Number of pages: 384
Number of times read (including the time before this review): 1
Rating (out of five stars): 4.5
I was never the biggest Beauty and the Beast fan as a kid. I guess my brain missed the part where I was supposed to love Belle because she liked to read like me (frankly, the main character being a reader is far too overplayed in YA). I have never read the original Beauty and the Beast, so I can’t speak to whether Hunted is closer to the original or the Disney version, but it is probably my second favourite Beauty and the Beast retelling (Cruel Beauty by Rosamund Hodge wins for incorporating Greek mythology).
I have two minor issues with Hunted, the first being that the story isn’t very interesting until Yeva is captured by the Beast, and even then she’s wasting away in a dungeon for a solid amount of time. The story does eventually reach a point where it’s practically unputdownable; it just takes a while to reach said point.
The other minor issue I had with Hunted is I had no idea where it was supposed to be set until Yeva started telling the Beast Russian fairy tales. The setting isn’t really more established than that and talk of plentiful snow. I wish there were more descriptions of the setting instead of descriptions of how Yeva felt in the woods.
I liked that the “Gaston” character, Solmir, actually had a fighting chance. He was a good guy who was willing to let Yeva continue hunting and provide her with anything she could want. Unfortunately for him, Yeva’s want for something more could not be quenched.
This is primarily a story about wanting. Both Yeva and the Beast have everything they could ask for at points in their stories, yet they still want more than what they have. This sense of wanting is why Yeva and the Beast work so well together, and I think it’s the reason Hunted has resonated with so many people. At some point in our lives, we all want something more than what we have, and only a lucky few get to go out and find it.
There isn’t really any romance between Yeva and the Beast. It’s trully a matter of them seeing the same lonely wanting in each other. If you’re looking for a witty forbidden romance, you won’t find it here. It’s not instalove. Yeva and the Beast start off as “friends” (in the loosest use of the term), and move on to find the other is what they really need.

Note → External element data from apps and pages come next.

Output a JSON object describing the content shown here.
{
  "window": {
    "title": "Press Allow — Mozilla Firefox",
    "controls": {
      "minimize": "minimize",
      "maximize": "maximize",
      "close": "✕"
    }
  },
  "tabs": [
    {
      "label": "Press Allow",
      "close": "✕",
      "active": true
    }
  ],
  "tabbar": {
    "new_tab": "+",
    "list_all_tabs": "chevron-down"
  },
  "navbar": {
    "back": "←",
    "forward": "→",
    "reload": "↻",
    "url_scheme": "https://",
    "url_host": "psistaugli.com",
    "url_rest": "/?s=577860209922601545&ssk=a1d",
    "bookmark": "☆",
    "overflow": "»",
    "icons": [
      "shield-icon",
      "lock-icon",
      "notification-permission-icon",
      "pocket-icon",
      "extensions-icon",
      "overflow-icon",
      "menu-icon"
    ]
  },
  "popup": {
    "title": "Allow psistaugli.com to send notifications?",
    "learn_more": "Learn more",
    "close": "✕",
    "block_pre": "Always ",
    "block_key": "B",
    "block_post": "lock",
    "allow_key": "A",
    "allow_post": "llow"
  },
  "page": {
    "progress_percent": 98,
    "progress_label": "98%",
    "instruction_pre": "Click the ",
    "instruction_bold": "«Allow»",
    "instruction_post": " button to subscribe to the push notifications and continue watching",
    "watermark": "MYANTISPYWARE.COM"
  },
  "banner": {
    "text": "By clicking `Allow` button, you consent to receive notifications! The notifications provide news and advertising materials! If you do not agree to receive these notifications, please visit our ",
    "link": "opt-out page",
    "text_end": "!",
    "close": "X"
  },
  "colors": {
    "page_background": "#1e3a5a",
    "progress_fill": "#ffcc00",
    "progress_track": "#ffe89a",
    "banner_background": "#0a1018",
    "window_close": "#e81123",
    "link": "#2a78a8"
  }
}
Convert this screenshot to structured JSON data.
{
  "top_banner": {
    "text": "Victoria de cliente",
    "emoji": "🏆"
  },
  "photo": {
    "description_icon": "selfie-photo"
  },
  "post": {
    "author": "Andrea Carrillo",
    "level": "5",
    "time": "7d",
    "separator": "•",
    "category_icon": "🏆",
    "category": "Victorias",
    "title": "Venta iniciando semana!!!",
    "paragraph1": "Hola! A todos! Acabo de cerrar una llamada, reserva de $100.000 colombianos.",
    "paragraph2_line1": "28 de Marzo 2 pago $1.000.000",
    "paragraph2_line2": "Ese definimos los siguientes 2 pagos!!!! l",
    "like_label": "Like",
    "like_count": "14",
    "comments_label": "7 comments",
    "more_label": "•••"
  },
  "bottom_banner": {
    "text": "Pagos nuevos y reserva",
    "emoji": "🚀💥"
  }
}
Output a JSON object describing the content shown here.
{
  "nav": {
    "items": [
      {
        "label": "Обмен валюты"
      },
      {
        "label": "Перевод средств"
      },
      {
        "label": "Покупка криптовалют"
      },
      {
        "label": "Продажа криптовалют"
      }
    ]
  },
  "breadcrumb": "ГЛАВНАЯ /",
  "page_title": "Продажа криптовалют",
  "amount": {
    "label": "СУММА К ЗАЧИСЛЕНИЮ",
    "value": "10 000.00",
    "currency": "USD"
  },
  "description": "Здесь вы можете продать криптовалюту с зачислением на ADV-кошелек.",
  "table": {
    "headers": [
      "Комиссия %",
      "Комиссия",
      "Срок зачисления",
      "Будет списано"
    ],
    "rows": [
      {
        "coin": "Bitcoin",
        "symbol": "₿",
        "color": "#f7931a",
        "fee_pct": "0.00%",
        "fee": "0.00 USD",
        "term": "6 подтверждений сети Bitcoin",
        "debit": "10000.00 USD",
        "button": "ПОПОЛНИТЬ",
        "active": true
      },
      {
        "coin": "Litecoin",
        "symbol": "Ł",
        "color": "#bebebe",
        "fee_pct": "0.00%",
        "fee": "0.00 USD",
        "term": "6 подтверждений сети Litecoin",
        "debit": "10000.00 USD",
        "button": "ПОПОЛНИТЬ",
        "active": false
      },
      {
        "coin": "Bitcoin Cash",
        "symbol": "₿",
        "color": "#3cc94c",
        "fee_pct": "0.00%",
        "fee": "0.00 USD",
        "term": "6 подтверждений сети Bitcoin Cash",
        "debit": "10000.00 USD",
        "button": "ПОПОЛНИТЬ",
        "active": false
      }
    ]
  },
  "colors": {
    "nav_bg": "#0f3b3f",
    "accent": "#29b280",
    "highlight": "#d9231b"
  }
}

Overall, Hunted was an enjoyable Beauty and the Beast retelling, earning it 4.5 stars out of 5.